# What needs to be done
Could you report every line of the listing below that holds the word "kind"?

+++ Provided information

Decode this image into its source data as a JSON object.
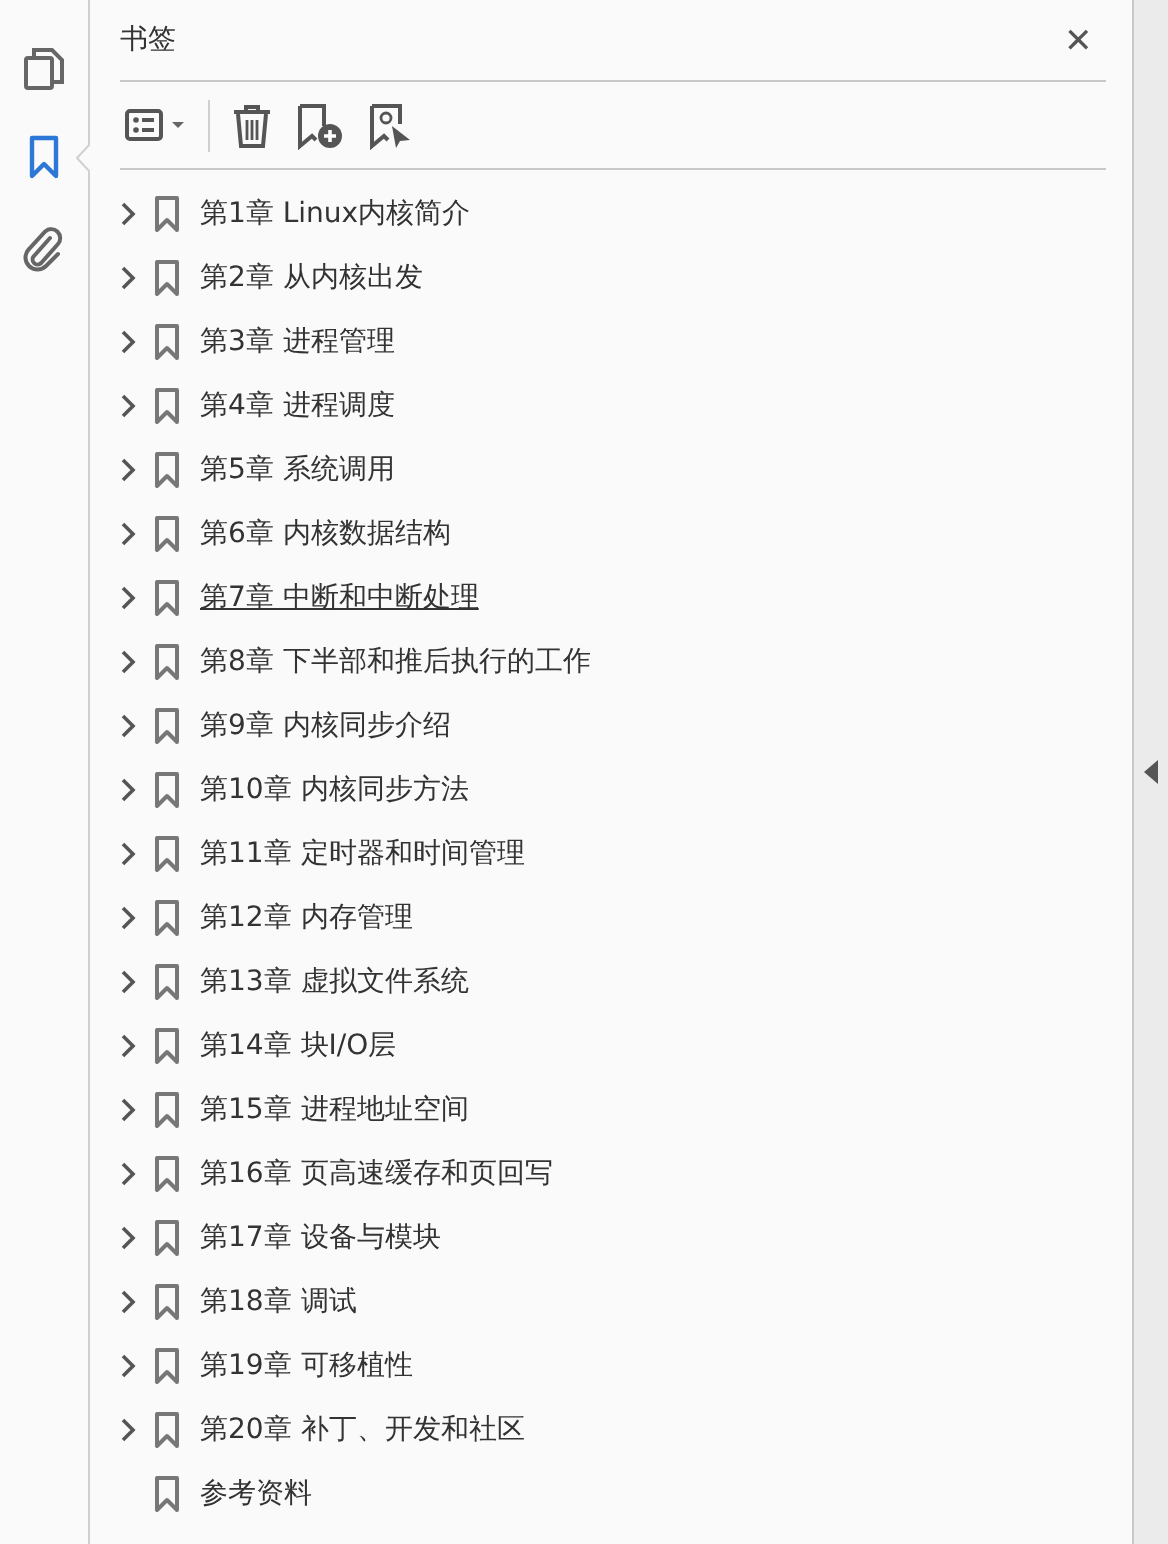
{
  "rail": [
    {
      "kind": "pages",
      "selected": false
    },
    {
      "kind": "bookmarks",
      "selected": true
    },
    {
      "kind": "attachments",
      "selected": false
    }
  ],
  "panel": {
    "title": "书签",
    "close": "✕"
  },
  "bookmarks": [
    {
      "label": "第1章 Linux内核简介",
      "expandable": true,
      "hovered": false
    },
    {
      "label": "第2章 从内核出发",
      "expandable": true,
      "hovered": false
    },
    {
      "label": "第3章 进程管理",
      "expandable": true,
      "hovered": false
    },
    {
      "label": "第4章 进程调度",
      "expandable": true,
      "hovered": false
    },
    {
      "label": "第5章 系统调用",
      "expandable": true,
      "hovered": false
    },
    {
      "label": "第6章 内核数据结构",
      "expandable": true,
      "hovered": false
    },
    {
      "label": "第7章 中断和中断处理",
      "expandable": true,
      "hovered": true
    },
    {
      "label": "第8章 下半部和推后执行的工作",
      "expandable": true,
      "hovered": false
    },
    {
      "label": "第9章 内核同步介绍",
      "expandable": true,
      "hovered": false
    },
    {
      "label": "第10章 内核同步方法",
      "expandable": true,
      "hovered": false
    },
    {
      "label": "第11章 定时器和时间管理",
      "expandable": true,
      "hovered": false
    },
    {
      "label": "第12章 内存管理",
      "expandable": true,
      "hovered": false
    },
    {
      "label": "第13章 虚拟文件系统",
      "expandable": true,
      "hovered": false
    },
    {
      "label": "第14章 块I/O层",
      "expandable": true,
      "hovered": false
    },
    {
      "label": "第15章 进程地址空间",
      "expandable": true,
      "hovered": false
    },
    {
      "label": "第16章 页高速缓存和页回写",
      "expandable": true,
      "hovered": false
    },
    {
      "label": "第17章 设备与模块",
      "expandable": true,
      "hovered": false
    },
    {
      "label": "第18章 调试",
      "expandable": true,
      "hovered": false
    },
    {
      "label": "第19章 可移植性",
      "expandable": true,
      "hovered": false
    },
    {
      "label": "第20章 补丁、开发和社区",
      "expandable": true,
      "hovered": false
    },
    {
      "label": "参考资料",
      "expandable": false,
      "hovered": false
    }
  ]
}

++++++

# The answer
      "kind": "pages",
      "kind": "bookmarks",
      "kind": "attachments",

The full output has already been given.